If This is a Human: A Great Curiosity

Albino – a person or animal having congenital absence of colouring pigment in skin and hair, which are usually white and eyes which are usually pink and unduly sensitive to light. Albino’tic a. [sp. & Port., orig. of white Negroes, (L. albus) white + ino (ine)] (The Concise Oxford Dictionary).

In some parts of the world, albinism is believed to bring good health, financial and material wealth. When examined from the position of being blemished humans, people with albinism are discriminated against in some cultures, and even killed because they are considered a curse to communities. Their presence is believed to result in natural calamities such as droughts and floods, and to cause human, animal and plant diseases and death (Machoko, 2013). Research suggests that people with albinism live in ambiguity, a factor that has fuelled the curiosity of the occult market. They also suffer from a lack of scientific and technological understanding, as well as the failure of education to improve their material prosperity.

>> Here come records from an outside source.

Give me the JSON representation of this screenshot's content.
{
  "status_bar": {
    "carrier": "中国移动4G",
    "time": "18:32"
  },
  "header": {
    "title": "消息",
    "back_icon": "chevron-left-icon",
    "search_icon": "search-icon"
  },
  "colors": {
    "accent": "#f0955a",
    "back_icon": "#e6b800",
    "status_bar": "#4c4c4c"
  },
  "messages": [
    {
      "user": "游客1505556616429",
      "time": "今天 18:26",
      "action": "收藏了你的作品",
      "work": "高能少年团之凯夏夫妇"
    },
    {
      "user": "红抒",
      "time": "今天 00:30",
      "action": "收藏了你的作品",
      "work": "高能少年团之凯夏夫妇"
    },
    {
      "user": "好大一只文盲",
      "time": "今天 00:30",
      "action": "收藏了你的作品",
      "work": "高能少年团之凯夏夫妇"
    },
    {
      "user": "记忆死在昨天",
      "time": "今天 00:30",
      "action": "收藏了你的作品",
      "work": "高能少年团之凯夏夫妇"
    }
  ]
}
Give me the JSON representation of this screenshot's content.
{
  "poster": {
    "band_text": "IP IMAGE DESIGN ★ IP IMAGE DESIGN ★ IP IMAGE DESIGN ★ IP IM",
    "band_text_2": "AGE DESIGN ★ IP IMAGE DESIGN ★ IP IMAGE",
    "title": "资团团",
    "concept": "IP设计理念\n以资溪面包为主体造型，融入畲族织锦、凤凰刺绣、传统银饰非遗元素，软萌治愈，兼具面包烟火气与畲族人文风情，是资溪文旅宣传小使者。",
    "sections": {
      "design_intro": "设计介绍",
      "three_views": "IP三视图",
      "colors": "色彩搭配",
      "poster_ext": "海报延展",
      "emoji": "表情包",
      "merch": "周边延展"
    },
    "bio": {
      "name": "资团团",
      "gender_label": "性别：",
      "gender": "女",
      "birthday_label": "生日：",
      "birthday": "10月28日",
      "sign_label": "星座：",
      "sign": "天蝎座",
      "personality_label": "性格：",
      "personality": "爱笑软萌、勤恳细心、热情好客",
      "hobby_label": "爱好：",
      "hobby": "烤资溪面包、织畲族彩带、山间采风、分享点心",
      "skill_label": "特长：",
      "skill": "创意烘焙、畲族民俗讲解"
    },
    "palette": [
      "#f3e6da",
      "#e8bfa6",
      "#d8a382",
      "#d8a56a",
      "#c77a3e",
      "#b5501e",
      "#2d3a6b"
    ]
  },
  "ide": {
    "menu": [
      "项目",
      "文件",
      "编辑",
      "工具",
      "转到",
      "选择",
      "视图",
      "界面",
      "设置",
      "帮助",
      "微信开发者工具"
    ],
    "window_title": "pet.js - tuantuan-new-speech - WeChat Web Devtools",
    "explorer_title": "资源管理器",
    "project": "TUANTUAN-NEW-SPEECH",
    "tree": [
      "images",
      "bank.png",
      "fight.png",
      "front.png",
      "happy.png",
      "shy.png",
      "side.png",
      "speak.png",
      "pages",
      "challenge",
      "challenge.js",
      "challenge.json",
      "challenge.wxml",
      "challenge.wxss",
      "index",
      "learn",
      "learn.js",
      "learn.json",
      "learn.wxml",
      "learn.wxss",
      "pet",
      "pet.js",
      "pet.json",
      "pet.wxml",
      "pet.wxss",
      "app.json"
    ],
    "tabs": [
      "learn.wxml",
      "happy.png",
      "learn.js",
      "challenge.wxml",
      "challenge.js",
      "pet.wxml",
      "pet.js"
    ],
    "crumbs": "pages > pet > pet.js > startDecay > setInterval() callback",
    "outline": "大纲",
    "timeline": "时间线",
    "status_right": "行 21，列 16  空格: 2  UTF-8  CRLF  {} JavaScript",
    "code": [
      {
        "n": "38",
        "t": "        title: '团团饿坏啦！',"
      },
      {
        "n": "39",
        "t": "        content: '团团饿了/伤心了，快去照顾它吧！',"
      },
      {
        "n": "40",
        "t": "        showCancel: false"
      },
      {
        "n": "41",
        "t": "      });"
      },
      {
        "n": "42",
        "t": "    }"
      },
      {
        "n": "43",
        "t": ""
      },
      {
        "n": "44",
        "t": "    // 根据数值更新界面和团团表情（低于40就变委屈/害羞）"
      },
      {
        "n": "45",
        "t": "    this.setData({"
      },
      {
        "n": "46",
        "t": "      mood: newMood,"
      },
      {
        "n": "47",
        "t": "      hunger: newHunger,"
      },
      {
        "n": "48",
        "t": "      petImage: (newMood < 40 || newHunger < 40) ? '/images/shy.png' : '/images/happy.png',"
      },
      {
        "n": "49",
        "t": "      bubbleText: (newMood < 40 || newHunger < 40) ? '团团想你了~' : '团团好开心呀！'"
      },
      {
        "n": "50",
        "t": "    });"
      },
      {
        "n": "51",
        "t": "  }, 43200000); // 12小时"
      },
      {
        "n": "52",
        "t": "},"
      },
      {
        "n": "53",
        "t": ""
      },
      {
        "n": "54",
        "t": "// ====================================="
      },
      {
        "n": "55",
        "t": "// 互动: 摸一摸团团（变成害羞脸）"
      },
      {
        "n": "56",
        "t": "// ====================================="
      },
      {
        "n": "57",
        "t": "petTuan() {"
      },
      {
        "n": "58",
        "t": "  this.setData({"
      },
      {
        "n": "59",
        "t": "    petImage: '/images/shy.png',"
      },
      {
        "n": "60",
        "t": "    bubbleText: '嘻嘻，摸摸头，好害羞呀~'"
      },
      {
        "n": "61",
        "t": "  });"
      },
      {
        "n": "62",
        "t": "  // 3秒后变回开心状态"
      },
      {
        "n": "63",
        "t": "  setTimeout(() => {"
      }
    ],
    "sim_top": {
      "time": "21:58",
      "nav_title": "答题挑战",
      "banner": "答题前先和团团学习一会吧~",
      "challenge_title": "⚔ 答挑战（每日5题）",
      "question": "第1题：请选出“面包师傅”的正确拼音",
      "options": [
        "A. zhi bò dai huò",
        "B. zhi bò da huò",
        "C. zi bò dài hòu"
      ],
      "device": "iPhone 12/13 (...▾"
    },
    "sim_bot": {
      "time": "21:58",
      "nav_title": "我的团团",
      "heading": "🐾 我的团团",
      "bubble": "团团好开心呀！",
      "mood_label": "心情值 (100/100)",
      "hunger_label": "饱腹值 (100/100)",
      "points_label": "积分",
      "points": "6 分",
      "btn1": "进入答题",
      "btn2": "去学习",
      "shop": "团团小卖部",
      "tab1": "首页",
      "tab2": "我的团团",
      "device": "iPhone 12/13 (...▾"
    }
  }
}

My ongoing project is about questioning, highlighting and understanding how societies reacted to the presence of people with albinism before and after its formal classification in medicine. Through the medium of photography and researching archival materials, I intend to highlight and analyse the long history of albinism to shed new light on the troubling dichotomies of race and skin colour. It is a project highlighting the lack of representation, justice and social inclusion of people with albinism in Wales and England. Research and images used in this project have been conducted and captured in four different countries; Wales, England, Kenya and South Korea.